I've not sat on any of the newsworthy cases before and frankly I was looking forward to reporting here how it feels to be involved in one.
So when I heard that a particular lady was due in court on one of my days, I thought that my chance had come.
I arrived early, around 09:00, went to the retiring room and read the order of business - no mention of the lady in question. One of my colleagues turned up and asked if I wanted to see the cells under the court - she knew one of the security guys well and he wouldn't mind giving us a tour. Excellent idea.
The cells are ancient - very minimal - the main feature being that the heating comes up through the bottom of a long metal bench. The facilities for the prisoners were much better than those provided for the guards I couldn't help noticing, but even so, not even up to Travelodge standards.
The guard's walkie-talkie squawked and we were told we had to leave because prisoners were arriving. We stepped out into the compound in time to see a WPC handcuffed to a very tall black woman in a very short red dress. You can tell I have reached a certain age because my mental reaction wasn't "Phwoarr!" - instead it was "By 'eck, she's not really dressed for this".

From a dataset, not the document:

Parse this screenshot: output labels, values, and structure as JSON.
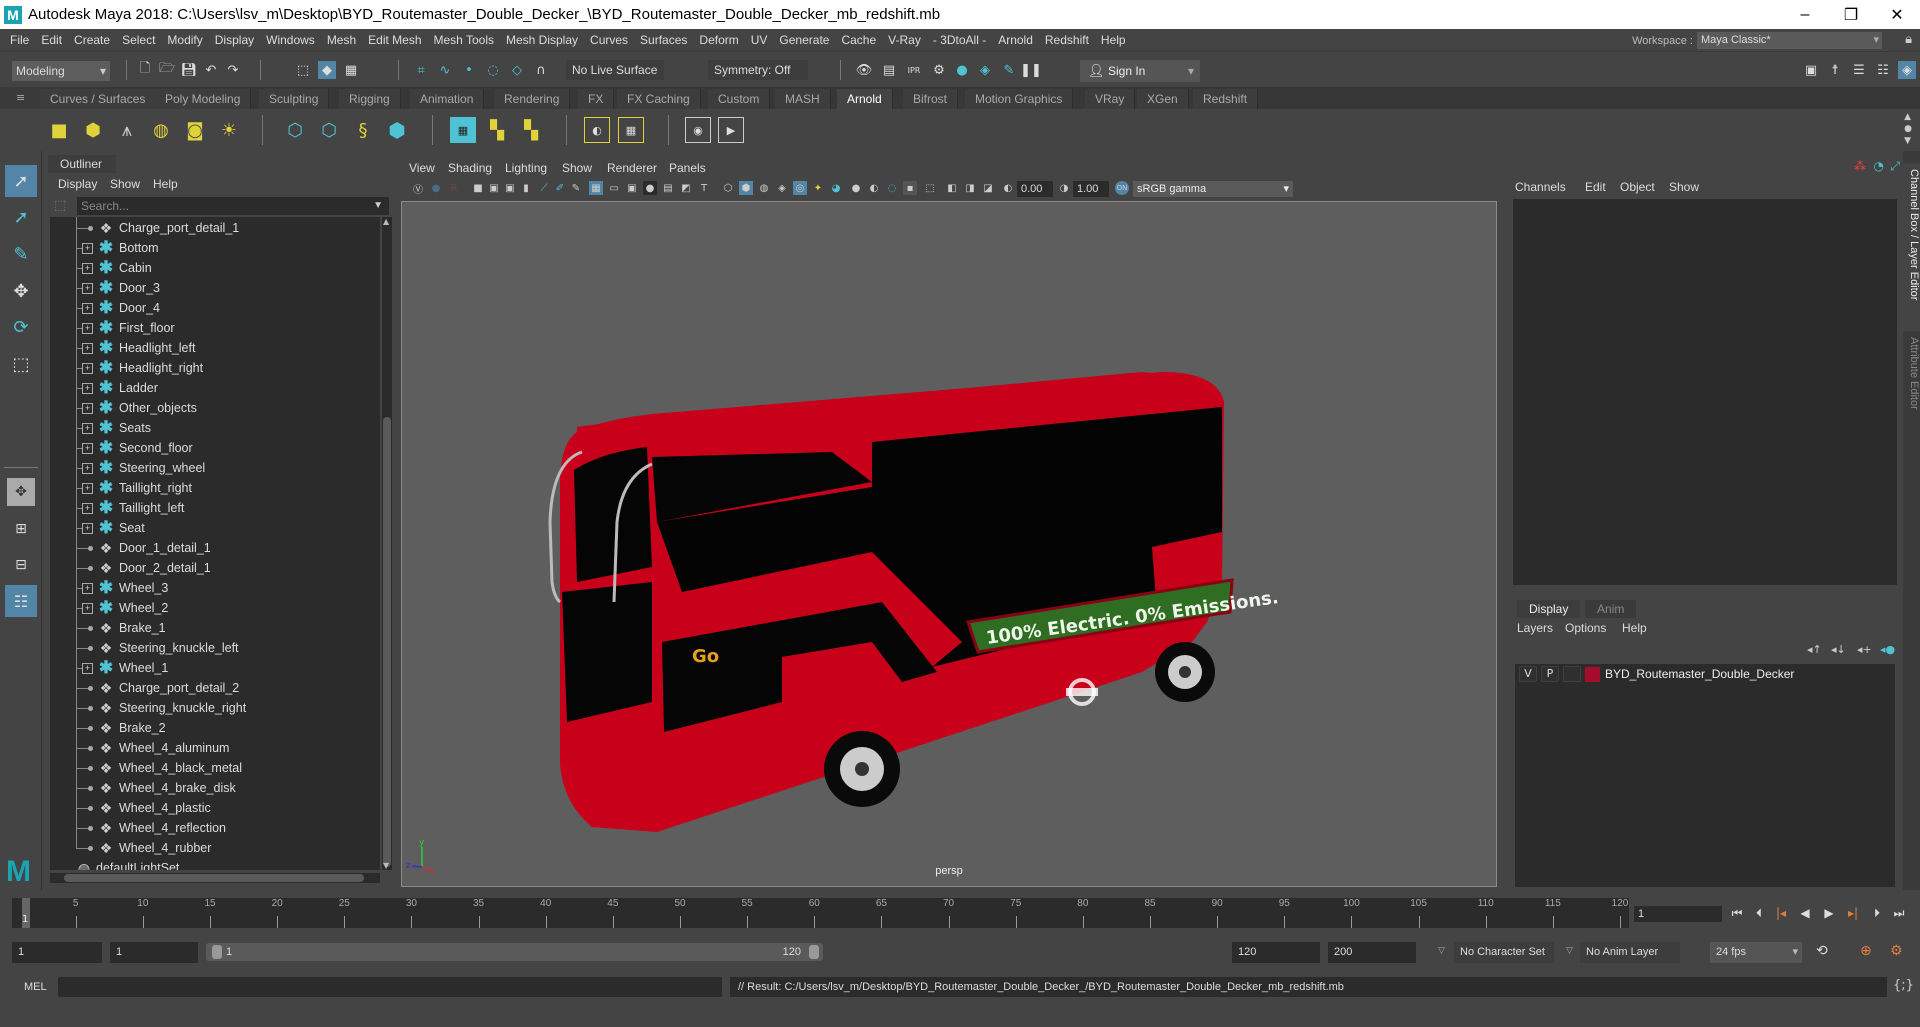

We went back to the retiring room to find a District Judge fresh off the train from London. Nobody knew he was coming but apparently we needed to move to a neighbouring court room for a Domestic Violence trial and he was to take care of the rest of the day's business, including the Lady in Red.
Now, I'm not usually a conspiracy theorist, but ... Is it possible that The Powers That Be don't trust Lay Magistrates with newsworthy trials ?
The most damning piece of evidence I can find is that the biscuits in his retiring room were just the normal Magistrate selection - the admin staff hadn't had enough notice to nip out and get the special Judge-quality biscuits made from caviar, saffron and gold-dust before the DJ parachuted in.
As it was, our trial ended up lasting all day and it was challenging and fascinating and really quite rewarding. Hizzonnah next door dealt with the lady in a few minutes and then presumably got the next train back to London. I can report that a racket was briefly made by the members of the press and other interested bystanders, but unfortunately I still can't tell you how it feels to be in the glare of media attention. Sorry.